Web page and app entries
##########

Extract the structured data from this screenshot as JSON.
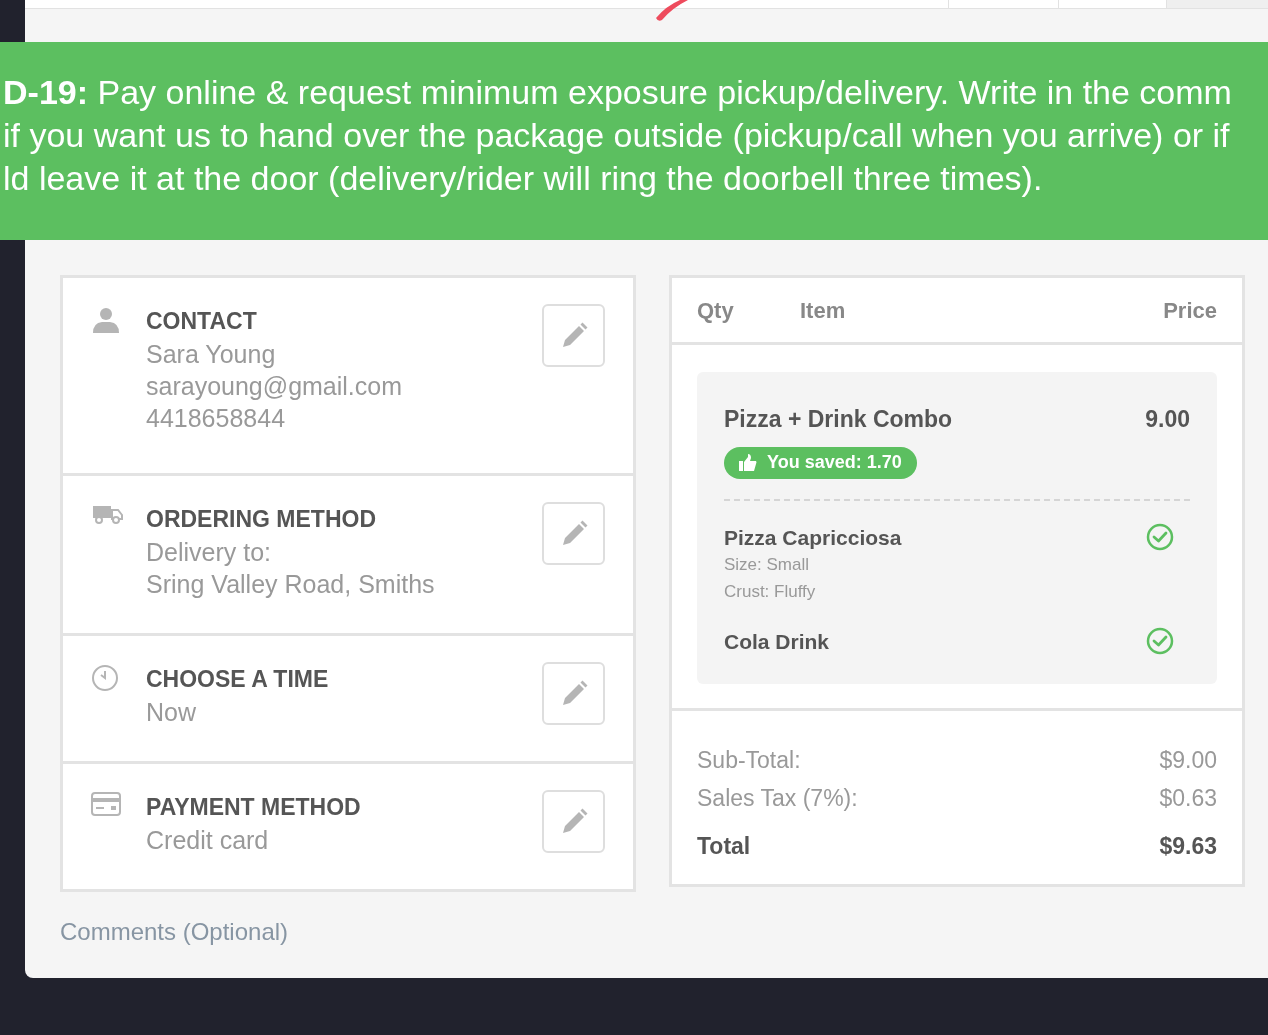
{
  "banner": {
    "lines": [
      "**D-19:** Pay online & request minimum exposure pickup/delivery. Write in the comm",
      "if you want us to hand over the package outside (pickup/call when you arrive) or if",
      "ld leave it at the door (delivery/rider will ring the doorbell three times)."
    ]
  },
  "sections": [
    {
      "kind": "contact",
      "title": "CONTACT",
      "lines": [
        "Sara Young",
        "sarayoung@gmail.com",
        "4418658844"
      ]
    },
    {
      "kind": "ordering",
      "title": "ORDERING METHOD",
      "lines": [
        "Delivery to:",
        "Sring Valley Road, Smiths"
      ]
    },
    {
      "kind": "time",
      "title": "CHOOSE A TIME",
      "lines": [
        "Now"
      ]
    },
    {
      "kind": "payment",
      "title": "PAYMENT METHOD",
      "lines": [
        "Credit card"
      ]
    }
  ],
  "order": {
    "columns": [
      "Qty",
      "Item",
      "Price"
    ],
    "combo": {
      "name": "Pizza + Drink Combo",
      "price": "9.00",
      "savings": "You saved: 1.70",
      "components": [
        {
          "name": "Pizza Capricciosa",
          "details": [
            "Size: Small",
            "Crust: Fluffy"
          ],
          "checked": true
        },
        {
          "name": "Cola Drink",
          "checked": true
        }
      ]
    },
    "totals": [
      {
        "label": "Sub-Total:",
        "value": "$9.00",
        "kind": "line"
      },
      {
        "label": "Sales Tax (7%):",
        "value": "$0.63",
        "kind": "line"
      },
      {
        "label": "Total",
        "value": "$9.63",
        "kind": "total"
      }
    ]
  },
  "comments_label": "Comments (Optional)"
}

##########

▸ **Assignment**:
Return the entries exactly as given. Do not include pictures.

▸ **Answer below**:
Extract the structured data from this screenshot as JSON.
{
  "banner": {
    "lines": [
      "**D-19:** Pay online & request minimum exposure pickup/delivery. Write in the comm",
      "if you want us to hand over the package outside (pickup/call when you arrive) or if",
      "ld leave it at the door (delivery/rider will ring the doorbell three times)."
    ]
  },
  "sections": [
    {
      "kind": "contact",
      "title": "CONTACT",
      "lines": [
        "Sara Young",
        "sarayoung@gmail.com",
        "4418658844"
      ]
    },
    {
      "kind": "ordering",
      "title": "ORDERING METHOD",
      "lines": [
        "Delivery to:",
        "Sring Valley Road, Smiths"
      ]
    },
    {
      "kind": "time",
      "title": "CHOOSE A TIME",
      "lines": [
        "Now"
      ]
    },
    {
      "kind": "payment",
      "title": "PAYMENT METHOD",
      "lines": [
        "Credit card"
      ]
    }
  ],
  "order": {
    "columns": [
      "Qty",
      "Item",
      "Price"
    ],
    "combo": {
      "name": "Pizza + Drink Combo",
      "price": "9.00",
      "savings": "You saved: 1.70",
      "components": [
        {
          "name": "Pizza Capricciosa",
          "details": [
            "Size: Small",
            "Crust: Fluffy"
          ],
          "checked": true
        },
        {
          "name": "Cola Drink",
          "checked": true
        }
      ]
    },
    "totals": [
      {
        "label": "Sub-Total:",
        "value": "$9.00",
        "kind": "line"
      },
      {
        "label": "Sales Tax (7%):",
        "value": "$0.63",
        "kind": "line"
      },
      {
        "label": "Total",
        "value": "$9.63",
        "kind": "total"
      }
    ]
  },
  "comments_label": "Comments (Optional)"
}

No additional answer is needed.